Start of Dataset content

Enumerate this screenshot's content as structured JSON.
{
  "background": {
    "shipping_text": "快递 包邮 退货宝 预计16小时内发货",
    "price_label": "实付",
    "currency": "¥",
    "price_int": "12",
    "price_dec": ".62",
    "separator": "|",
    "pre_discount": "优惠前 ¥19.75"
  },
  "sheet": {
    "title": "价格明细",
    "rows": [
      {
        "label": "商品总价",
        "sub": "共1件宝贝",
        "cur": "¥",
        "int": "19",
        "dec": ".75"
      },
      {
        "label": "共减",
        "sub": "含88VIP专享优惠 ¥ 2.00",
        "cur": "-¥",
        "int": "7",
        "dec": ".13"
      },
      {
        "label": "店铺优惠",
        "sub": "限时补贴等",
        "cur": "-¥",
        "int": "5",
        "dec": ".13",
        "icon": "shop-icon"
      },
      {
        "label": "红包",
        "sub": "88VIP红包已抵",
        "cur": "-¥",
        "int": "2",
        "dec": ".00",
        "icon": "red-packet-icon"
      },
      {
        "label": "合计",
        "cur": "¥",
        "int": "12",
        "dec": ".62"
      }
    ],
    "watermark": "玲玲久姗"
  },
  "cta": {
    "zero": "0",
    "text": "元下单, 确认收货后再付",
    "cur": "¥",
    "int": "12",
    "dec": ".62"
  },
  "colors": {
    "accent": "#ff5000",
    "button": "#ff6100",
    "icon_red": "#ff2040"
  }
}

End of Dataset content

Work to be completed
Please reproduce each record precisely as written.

Written response
Enumerate this screenshot's content as structured JSON.
{
  "background": {
    "shipping_text": "快递 包邮 退货宝 预计16小时内发货",
    "price_label": "实付",
    "currency": "¥",
    "price_int": "12",
    "price_dec": ".62",
    "separator": "|",
    "pre_discount": "优惠前 ¥19.75"
  },
  "sheet": {
    "title": "价格明细",
    "rows": [
      {
        "label": "商品总价",
        "sub": "共1件宝贝",
        "cur": "¥",
        "int": "19",
        "dec": ".75"
      },
      {
        "label": "共减",
        "sub": "含88VIP专享优惠 ¥ 2.00",
        "cur": "-¥",
        "int": "7",
        "dec": ".13"
      },
      {
        "label": "店铺优惠",
        "sub": "限时补贴等",
        "cur": "-¥",
        "int": "5",
        "dec": ".13",
        "icon": "shop-icon"
      },
      {
        "label": "红包",
        "sub": "88VIP红包已抵",
        "cur": "-¥",
        "int": "2",
        "dec": ".00",
        "icon": "red-packet-icon"
      },
      {
        "label": "合计",
        "cur": "¥",
        "int": "12",
        "dec": ".62"
      }
    ],
    "watermark": "玲玲久姗"
  },
  "cta": {
    "zero": "0",
    "text": "元下单, 确认收货后再付",
    "cur": "¥",
    "int": "12",
    "dec": ".62"
  },
  "colors": {
    "accent": "#ff5000",
    "button": "#ff6100",
    "icon_red": "#ff2040"
  }
}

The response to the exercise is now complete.